We've already been told by HP, Microsoft, Nokia, RIM, and Verizon that they do not use Carrier IQ software, and now a host of carriers are joining that list. Three and Vodafone in the UK, and Rogers in Canada, have all announced that the software is not present on any of the devices they sell. O2 shed a little more light on its position, saying that while it "doesn't collect any data via Carrier IQ", the software might still be present on some of its devices for manufacturer diagnostics.

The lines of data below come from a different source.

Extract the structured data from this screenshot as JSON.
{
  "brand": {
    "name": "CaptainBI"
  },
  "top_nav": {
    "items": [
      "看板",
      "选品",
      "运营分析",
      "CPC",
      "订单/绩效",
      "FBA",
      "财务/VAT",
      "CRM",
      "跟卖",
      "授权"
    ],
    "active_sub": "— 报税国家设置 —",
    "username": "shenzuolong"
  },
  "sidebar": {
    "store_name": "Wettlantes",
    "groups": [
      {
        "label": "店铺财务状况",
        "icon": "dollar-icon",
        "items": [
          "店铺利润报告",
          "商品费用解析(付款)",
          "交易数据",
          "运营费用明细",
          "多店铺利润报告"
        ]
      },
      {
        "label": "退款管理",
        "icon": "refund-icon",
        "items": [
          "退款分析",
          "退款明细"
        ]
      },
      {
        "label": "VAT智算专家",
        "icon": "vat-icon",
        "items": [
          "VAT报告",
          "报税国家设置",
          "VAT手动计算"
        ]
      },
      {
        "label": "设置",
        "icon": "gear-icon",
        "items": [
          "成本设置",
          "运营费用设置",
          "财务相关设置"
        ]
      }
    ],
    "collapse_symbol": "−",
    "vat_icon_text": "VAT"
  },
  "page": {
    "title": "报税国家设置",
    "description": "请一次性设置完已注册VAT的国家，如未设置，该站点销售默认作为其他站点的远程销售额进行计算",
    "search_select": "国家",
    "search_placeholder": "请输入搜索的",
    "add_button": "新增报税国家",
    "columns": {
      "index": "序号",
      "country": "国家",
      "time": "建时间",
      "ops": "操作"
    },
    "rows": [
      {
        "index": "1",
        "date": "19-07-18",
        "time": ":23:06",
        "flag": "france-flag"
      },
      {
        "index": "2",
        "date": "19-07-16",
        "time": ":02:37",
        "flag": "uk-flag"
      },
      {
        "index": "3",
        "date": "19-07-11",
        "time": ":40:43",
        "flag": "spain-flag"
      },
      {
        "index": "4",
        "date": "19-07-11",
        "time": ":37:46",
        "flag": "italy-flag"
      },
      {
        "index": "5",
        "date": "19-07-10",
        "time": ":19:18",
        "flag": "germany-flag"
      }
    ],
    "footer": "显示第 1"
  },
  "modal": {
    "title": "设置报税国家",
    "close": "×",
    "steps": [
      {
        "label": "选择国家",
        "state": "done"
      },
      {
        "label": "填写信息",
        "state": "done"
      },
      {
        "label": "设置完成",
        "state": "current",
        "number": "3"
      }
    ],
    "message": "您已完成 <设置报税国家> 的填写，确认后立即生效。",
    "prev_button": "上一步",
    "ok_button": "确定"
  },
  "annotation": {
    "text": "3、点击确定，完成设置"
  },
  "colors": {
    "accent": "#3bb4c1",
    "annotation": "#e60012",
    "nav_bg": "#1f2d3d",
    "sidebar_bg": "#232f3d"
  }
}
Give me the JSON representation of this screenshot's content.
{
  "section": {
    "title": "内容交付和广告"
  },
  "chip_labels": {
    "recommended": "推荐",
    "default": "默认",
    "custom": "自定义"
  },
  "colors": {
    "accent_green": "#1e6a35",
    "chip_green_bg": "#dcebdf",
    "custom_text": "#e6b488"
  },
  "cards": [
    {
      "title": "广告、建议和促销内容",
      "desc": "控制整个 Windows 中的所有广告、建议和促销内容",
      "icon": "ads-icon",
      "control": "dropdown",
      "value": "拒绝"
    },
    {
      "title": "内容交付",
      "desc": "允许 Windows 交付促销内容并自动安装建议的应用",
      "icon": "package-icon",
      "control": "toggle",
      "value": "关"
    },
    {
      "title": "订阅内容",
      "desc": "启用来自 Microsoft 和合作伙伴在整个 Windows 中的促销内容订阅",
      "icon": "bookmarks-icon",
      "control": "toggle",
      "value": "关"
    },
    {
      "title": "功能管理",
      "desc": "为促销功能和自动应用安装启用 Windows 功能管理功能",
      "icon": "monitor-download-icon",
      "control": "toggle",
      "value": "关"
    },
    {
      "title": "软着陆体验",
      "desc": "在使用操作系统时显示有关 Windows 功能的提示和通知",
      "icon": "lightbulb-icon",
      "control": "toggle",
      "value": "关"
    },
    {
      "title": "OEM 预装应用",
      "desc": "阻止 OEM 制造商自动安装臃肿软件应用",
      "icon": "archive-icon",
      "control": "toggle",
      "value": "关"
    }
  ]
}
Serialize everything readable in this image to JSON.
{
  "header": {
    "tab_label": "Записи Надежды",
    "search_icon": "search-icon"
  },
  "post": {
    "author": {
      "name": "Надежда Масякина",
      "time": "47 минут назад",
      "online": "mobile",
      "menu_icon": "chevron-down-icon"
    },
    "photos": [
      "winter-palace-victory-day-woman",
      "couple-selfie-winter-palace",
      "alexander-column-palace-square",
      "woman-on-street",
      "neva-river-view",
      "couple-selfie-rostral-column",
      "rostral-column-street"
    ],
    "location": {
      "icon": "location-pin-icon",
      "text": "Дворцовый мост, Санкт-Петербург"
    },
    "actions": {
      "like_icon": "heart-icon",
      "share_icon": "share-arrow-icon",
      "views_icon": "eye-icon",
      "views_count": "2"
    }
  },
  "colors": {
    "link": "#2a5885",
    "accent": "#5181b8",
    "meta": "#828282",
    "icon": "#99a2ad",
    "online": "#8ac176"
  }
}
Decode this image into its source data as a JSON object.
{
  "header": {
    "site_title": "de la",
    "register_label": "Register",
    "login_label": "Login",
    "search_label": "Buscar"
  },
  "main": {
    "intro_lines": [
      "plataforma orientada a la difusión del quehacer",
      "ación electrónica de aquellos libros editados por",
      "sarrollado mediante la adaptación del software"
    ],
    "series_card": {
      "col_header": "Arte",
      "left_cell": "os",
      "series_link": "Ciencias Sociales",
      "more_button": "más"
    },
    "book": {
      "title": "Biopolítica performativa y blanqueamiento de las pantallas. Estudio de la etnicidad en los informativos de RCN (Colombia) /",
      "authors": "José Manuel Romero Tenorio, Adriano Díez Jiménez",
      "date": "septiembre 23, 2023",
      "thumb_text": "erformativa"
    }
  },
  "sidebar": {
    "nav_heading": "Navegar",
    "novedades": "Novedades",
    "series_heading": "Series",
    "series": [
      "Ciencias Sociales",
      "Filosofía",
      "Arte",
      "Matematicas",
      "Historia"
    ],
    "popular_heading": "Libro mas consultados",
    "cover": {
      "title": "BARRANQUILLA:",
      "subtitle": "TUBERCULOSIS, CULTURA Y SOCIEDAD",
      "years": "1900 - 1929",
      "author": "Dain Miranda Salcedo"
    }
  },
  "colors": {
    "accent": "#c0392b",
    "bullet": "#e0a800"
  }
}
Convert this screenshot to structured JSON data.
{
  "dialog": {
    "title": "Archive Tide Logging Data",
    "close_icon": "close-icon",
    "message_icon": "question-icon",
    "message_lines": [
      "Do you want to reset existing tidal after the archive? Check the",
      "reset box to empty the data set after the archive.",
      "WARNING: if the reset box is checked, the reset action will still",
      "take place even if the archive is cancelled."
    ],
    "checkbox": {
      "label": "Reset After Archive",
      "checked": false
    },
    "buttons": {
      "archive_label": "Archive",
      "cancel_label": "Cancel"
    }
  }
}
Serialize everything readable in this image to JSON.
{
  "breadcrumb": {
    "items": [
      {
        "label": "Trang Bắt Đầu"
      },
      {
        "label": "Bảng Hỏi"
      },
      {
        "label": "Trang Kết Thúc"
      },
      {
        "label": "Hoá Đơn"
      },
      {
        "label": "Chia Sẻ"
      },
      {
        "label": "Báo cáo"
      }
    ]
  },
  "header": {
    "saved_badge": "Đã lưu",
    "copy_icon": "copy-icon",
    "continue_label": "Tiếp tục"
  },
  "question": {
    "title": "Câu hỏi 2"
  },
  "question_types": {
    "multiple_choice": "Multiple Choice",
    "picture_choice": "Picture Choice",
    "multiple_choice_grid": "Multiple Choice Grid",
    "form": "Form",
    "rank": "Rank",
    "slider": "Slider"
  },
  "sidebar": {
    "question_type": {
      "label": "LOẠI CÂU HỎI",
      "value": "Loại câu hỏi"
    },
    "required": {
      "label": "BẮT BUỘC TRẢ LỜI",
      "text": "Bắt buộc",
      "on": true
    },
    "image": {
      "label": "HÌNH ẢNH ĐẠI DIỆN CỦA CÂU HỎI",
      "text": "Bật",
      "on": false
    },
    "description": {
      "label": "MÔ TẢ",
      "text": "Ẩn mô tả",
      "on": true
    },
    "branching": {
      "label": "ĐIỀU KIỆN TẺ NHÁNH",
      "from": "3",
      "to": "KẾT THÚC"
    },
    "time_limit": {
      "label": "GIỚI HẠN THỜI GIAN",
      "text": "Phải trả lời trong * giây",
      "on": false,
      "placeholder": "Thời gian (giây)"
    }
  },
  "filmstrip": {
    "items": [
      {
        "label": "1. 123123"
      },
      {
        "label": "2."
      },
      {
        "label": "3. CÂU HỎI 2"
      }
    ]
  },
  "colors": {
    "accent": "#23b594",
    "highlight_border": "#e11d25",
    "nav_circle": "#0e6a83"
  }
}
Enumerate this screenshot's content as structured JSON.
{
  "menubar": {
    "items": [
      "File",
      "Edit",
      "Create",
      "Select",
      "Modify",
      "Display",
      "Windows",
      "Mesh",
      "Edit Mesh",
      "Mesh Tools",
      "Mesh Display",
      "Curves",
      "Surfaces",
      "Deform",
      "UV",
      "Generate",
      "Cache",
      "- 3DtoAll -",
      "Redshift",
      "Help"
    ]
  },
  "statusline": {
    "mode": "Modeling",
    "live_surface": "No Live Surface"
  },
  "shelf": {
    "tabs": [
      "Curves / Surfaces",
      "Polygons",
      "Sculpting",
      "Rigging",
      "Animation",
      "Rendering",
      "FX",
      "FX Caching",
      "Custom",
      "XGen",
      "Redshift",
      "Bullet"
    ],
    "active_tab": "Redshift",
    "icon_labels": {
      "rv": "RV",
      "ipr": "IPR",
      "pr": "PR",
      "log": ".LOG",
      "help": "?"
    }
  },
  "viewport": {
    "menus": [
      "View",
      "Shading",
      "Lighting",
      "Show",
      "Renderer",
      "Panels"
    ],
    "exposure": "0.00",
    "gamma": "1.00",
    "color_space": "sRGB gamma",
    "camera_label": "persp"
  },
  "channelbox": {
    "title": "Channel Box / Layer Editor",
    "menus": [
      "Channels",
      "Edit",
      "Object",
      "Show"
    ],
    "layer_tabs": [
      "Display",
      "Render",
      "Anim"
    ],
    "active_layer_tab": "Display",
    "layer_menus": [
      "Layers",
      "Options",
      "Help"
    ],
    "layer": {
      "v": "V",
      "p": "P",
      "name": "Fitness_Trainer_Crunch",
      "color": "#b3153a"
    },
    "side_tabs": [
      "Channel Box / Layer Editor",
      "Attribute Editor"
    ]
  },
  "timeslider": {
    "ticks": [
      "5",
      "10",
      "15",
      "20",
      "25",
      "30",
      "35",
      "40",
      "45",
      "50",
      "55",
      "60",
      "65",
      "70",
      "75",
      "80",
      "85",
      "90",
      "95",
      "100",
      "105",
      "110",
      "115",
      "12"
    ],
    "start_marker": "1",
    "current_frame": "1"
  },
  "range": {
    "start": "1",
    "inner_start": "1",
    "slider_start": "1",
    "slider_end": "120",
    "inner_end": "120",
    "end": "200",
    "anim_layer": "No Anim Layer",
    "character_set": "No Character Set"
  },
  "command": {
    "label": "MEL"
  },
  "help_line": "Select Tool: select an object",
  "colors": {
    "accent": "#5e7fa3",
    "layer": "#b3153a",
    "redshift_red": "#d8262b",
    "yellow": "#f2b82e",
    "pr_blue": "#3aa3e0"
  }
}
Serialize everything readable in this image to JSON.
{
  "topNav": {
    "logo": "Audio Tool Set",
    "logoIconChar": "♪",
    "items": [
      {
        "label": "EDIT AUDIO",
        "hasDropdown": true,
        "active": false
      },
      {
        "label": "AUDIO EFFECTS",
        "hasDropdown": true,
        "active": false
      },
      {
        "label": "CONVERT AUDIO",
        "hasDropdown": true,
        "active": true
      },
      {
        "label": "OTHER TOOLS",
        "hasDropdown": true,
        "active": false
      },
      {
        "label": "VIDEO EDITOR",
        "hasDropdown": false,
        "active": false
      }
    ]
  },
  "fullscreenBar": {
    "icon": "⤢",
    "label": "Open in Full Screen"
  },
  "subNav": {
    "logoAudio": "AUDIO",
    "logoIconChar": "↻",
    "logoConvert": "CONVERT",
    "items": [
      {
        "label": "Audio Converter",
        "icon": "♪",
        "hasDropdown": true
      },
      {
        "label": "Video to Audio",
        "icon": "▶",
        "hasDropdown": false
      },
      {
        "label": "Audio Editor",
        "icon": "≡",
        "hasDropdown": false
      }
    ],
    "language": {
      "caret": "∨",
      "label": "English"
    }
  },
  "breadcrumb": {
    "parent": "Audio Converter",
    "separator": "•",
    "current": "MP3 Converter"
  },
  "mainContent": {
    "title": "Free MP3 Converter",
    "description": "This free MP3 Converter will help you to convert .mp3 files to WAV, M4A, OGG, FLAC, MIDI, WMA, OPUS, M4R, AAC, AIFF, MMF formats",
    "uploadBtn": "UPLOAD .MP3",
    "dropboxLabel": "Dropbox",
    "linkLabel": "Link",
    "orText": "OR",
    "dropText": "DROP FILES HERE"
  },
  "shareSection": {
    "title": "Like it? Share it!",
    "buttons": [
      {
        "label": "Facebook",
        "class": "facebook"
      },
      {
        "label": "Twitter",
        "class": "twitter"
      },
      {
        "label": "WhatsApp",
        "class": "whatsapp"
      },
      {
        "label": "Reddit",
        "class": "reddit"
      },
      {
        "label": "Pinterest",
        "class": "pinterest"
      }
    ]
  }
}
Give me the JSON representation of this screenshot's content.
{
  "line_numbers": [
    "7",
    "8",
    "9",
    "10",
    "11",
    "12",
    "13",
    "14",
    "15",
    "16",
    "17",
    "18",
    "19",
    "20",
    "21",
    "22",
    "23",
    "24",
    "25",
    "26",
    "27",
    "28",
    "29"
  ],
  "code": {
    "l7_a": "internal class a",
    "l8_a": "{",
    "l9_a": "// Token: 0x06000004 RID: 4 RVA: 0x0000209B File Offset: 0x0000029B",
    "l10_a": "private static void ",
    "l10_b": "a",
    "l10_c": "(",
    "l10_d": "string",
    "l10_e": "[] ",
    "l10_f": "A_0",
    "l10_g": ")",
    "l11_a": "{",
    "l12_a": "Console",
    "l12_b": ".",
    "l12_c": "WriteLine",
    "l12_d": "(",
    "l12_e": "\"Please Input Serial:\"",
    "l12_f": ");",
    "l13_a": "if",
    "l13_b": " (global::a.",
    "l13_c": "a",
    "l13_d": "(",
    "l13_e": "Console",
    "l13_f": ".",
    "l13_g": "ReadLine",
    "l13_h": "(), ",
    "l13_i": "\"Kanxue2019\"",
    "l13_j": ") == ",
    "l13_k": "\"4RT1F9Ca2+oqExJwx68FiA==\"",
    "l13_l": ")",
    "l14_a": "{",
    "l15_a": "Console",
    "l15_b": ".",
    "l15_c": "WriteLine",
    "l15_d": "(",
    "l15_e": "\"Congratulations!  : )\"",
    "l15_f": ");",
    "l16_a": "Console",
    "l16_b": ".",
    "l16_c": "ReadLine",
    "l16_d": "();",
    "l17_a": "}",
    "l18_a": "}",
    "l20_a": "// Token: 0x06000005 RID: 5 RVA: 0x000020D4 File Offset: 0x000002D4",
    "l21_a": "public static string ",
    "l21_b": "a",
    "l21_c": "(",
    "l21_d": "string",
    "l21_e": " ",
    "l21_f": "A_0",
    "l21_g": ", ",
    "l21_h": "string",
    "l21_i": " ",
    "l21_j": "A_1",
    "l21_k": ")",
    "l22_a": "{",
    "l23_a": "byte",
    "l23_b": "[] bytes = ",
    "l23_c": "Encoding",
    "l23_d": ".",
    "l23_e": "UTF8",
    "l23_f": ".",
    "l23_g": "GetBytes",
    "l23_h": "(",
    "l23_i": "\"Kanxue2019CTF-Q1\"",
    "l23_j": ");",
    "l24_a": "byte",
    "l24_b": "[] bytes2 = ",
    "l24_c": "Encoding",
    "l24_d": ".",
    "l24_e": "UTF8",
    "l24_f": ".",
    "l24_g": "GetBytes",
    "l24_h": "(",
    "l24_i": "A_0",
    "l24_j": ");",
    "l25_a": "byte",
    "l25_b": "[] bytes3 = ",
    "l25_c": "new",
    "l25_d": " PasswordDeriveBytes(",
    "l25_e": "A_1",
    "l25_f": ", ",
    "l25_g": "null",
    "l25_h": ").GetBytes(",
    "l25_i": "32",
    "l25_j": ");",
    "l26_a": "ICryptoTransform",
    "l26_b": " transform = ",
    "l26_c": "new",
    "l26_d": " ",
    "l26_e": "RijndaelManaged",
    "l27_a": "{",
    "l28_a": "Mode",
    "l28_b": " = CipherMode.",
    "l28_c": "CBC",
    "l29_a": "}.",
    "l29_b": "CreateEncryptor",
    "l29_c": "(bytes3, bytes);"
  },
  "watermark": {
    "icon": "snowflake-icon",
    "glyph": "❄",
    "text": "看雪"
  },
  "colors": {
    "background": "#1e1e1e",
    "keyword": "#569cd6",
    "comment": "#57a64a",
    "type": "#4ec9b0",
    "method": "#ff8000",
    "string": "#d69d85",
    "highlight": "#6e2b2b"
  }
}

Possibly the most concerning thing in this whole story is the unwillingness of all parties involved to take ownership of the software that's installed on users' devices. While some handset manufacturers claim that the software is required by carriers, in turn the networks are deflecting responsibility, and CIQ itself is pointing any questions back at the carriers. If you want to test your device for the rootkit, a couple of tools for Android have already been released by the developer community.